On how many lines of the data below does the word "System" appear? Reply with the number only.

··········

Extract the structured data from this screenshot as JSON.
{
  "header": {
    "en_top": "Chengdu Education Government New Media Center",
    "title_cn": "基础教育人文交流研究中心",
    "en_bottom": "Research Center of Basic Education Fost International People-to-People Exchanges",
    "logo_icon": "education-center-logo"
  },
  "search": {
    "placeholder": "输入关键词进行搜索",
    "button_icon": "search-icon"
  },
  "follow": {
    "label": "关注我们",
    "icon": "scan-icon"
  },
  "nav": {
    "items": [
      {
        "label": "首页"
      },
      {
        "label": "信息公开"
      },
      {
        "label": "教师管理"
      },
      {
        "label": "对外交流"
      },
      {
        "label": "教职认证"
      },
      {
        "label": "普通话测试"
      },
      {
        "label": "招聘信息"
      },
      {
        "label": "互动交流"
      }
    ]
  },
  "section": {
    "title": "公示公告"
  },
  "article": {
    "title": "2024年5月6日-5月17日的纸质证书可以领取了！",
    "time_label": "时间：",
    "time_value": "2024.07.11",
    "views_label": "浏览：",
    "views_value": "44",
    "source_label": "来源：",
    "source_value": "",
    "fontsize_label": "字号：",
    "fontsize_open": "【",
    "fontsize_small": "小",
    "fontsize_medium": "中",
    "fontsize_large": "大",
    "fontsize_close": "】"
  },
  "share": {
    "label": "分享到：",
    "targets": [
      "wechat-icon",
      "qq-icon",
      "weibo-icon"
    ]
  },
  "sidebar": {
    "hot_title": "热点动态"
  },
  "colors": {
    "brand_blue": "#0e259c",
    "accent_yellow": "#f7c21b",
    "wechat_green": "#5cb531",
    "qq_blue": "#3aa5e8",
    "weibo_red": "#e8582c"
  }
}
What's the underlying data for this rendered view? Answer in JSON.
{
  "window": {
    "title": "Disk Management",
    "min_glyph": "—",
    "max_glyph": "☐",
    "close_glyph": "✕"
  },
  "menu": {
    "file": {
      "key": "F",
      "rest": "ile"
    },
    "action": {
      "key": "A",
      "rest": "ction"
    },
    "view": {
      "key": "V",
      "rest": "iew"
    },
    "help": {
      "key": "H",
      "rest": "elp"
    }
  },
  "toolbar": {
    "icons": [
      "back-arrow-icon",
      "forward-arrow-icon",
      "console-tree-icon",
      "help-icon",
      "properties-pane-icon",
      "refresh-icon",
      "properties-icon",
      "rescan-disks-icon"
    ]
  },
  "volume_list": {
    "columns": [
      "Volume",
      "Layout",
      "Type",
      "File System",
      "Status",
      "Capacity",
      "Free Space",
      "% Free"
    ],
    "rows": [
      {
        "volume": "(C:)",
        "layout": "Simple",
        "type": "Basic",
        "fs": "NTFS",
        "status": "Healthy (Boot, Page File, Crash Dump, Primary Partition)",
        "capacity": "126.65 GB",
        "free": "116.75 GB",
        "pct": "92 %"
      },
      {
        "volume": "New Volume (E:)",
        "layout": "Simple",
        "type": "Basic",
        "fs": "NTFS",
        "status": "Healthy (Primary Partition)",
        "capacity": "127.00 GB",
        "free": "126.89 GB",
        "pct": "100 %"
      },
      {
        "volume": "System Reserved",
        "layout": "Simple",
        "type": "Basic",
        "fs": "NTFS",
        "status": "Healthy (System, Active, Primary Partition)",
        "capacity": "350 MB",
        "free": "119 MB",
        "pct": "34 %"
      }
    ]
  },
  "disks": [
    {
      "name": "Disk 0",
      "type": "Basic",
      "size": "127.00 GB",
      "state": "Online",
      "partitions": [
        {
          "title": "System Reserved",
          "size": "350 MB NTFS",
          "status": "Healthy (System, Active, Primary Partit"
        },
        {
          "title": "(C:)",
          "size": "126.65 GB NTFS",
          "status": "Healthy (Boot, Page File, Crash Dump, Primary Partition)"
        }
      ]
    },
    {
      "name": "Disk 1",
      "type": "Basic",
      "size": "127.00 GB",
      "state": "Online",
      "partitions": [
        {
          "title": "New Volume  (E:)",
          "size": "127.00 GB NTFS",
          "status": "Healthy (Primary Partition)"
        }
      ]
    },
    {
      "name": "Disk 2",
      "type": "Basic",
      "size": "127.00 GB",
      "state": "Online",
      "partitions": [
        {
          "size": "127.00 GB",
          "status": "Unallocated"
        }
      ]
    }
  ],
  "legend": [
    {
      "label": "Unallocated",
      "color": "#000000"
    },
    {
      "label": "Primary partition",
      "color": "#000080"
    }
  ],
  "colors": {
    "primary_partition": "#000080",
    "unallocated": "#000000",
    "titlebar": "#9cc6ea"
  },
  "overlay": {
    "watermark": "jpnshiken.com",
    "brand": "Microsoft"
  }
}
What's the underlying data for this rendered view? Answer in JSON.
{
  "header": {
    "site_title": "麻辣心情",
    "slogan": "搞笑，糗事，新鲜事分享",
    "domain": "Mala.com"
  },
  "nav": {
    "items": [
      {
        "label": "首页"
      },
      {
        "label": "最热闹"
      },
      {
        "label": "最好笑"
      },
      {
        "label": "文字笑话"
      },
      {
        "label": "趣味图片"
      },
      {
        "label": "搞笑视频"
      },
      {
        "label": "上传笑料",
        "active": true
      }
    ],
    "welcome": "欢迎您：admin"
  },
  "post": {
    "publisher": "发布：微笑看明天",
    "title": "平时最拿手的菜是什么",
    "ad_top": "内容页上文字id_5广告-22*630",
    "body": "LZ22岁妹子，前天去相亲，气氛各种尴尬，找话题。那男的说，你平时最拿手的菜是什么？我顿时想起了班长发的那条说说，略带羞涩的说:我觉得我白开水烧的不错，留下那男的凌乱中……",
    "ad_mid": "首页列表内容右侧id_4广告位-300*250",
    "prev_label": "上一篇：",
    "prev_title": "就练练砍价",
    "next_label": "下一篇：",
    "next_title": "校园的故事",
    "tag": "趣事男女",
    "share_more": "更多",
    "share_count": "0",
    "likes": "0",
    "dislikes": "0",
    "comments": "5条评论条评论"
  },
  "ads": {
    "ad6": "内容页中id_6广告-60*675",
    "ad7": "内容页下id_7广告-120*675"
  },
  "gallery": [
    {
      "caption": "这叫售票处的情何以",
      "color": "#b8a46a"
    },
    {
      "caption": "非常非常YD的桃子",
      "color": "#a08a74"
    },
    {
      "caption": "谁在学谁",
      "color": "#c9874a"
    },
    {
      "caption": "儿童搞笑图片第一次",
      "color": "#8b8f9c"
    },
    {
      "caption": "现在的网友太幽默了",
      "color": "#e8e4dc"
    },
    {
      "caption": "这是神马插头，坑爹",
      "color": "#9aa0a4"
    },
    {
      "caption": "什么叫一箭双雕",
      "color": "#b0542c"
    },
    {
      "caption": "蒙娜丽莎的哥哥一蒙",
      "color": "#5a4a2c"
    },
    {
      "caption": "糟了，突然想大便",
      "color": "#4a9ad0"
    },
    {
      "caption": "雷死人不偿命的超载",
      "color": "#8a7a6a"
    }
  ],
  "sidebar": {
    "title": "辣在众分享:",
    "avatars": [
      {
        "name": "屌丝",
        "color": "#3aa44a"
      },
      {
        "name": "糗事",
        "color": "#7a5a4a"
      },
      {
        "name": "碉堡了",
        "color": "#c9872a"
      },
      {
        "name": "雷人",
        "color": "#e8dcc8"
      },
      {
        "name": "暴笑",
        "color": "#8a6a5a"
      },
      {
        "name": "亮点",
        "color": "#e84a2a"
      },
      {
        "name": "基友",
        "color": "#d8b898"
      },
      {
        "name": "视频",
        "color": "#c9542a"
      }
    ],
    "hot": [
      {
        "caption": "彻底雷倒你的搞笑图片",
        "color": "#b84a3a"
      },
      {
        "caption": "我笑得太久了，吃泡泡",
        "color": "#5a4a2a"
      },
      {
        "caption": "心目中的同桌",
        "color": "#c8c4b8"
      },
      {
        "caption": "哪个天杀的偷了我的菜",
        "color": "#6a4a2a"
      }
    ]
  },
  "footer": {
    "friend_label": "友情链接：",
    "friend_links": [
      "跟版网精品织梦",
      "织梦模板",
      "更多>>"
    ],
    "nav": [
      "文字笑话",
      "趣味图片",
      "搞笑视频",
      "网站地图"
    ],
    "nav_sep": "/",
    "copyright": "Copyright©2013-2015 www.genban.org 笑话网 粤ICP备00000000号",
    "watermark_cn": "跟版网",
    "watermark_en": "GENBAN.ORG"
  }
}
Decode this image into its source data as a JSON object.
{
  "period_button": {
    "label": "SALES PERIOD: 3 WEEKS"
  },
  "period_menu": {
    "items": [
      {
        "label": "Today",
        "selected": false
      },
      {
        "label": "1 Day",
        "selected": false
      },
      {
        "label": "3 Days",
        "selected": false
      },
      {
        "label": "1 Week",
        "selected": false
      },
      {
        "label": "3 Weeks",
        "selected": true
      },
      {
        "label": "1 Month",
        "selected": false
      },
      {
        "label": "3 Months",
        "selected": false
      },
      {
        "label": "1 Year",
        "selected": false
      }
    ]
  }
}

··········

FINAL ANSWER |
5